Dietary factors associated with wheezing and allergic rhinitis in children.Eur Respir J 2003; 22(5):772-80ER

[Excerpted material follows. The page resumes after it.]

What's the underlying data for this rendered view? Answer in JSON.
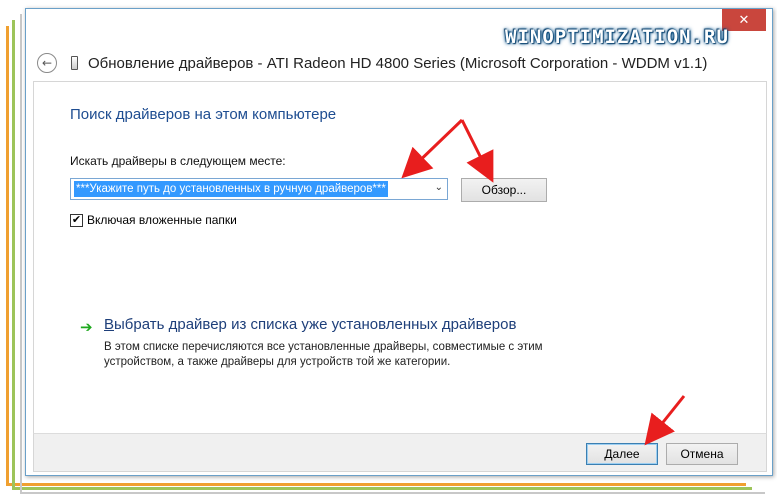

The effect of dietary factors on asthma is controversial. This study examined food consumption and the use of fats in relation to wheezing and allergic rhinitis in children. Baseline questionnaire data on individual and family characteristics were recorded by parents of 5,257 children aged 6-7 yrs living in central Italy participating in the International Study on Asthma and Allergies in Childhood study. A total of 4,104 children (78.1%) were reinvestigated after 1 yr using a second parental questionnaire to record occurrence of respiratory symptoms over the intervening 12 months. Consumption of foods rich in antioxidants, such as vitamins C and E, animal fats, and food containing omega-3 fatty acids were investigated using a food-frequency questionnaire. Frequency of use of fats was also evaluated. Wheezing, shortness of breath with wheeze, and symptoms of allergic rhinitis in the past 12 months were considered. Intake of cooked vegetables, tomatoes, and fruit were protective factors for any wheeze in the last 12 months and shortness of breath with wheeze. Consumption of citrus fruit had a protective role for shortness of breath with wheeze. Consumption of bread and margarine was associated with an increased risk of wheeze, while bread and butter was associated with shortness of breath with wheeze. Dietary antioxidants in vegetables may reduce wheezing symptoms in childhood, whereas both butter and margarine may increase the occurrence of such symptoms.